|dc.description.abstract||Crawford Lake is a meromictic lake, which is 24 m deep and has
an area of 2.5 ha, and has never been reported to have mixed below
16 m. Lady Evelyn Lake, which became a reservoir when a dam was
built in 1916, is dimictic with a maximum depth of about 35 m.
My research proved that both native chlorophylls and the ratio of
chlorophyll derivatives to total carotenoids were better preserved in
the shallower lake (Crawford Lake) because it was meromictic. Thus the
anaerobic conditions in Crawford Lake below 16 m (monimolimnion)
provide excellent conditions for pigment preservation. Under such
conditions, the preservation of both chlorophylls and carotenoids,
including oscillaxanthin and myxoxanthophyll, are extremely good
compared with those of Lady Evelyn Reservoir, in which anaerobic
conditions are rarely encountered at the mud-water interface.
During the period from 1500 to 1900 A. D. in Crawford Lake, the
accumulation rates of oscillaxanthin and myxoxanthophyll were
extremely high, but those of chlorophyll derivatives and total
carotenoids were relatively low. This was correlated with the presence
of a dense benthic mat of cyanobacteria near the lake's chemocline.
Competition for light between the deep dwelling cyanobacteria and
overlying phytoplankton in this meromictic lake would have been
intensified as the lake became more and more eutrophic
(1955-1991 A. D.).
During the period from 1955 to 1991 A. D., the accumulation rates
of chlorophyll derivatives and total carotenoids in the sediment core
from Crawford Lake (0-7.5 cm, 1955-present) increased.

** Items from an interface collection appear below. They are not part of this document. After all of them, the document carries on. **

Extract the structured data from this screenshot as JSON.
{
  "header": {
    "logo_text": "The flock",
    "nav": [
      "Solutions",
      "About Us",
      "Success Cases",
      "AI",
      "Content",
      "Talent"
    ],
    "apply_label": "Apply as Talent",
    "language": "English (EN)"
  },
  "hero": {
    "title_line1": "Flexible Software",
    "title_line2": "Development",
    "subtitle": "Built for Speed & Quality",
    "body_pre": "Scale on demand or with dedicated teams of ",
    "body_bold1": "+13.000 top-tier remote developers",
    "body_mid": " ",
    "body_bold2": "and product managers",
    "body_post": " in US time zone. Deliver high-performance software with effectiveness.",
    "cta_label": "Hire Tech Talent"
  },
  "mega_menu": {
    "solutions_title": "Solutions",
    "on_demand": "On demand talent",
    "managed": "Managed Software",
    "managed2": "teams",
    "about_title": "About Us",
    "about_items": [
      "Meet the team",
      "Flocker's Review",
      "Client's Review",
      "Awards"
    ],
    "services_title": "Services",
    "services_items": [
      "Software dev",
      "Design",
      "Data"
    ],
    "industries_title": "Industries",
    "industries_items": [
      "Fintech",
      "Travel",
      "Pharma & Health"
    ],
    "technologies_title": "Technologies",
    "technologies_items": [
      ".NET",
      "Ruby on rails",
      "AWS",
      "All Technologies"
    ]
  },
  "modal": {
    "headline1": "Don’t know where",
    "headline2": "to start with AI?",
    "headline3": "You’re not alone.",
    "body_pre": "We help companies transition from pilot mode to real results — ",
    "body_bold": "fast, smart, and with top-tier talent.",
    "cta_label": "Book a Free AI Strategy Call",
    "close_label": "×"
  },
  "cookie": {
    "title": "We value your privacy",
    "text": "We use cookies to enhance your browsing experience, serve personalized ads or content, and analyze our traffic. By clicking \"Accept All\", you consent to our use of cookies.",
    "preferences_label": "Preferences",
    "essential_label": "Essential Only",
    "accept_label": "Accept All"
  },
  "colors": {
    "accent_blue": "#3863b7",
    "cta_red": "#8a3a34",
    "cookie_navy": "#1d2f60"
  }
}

During this
same period, the accumulation rates of cyanobacterial pigments (Le. oscillaxanthin and myxoxanthophyll) declined as the lake became more
Because the major cyanobacteria in Crawford Lake are benthic
mat forming Lyngbya and Oscillatoria and not phytoplankton,
eutrophication resulted in a decline of the mat forming algal pigments.
This is important because in previous palaeolimnological studies the
concentrations of oscillaxanthin and myxoxanthophyll have been used
as correlates with lake trophic levels.
The results of organic carbon a13c analysis on the Crawford Lake
sediment core supported the conclusions from the pigment study as
noted above. High values of a13c at the depth of 34-48 cm
(1500-1760 A. D.) were related to a dense population of benthic
Oscillatoria and Lyngbya living on the bottom of the lake during that
period. The Oscillatoria and Lyngbya utilized the bicarbonate, which had
a high a 13C value. Very low values were found at 0-7 cm in the
Crawford sediment core. At this time phytoplankton was the main
primary producer, which enriched 12C by photosynthetic assimilation.||en_US
|dc.subject||Lake ecology--Ontario--Crawford Lake.||en_US
|dc.subject||Lake ecology--Ontario--Lady Evelyn Reservoir.||en_US
|dc.subject||Paleolimnology--Ontario--Lady Evelyn Reservoir.||en_US
|dc.title||Palaeopigment accumulation and implcations for paleolimnology over the lost century for two Ontario lakes||en_US
|dc.type||Electronic Thesis or Dissertation||en_US
|dc.degree.name||M.Sc. Biological Sciences||en_US
|dc.contributor.department||Department of Biological Sciences||en_US
|dc.degree.discipline||Faculty of Mathematics and Science||en_US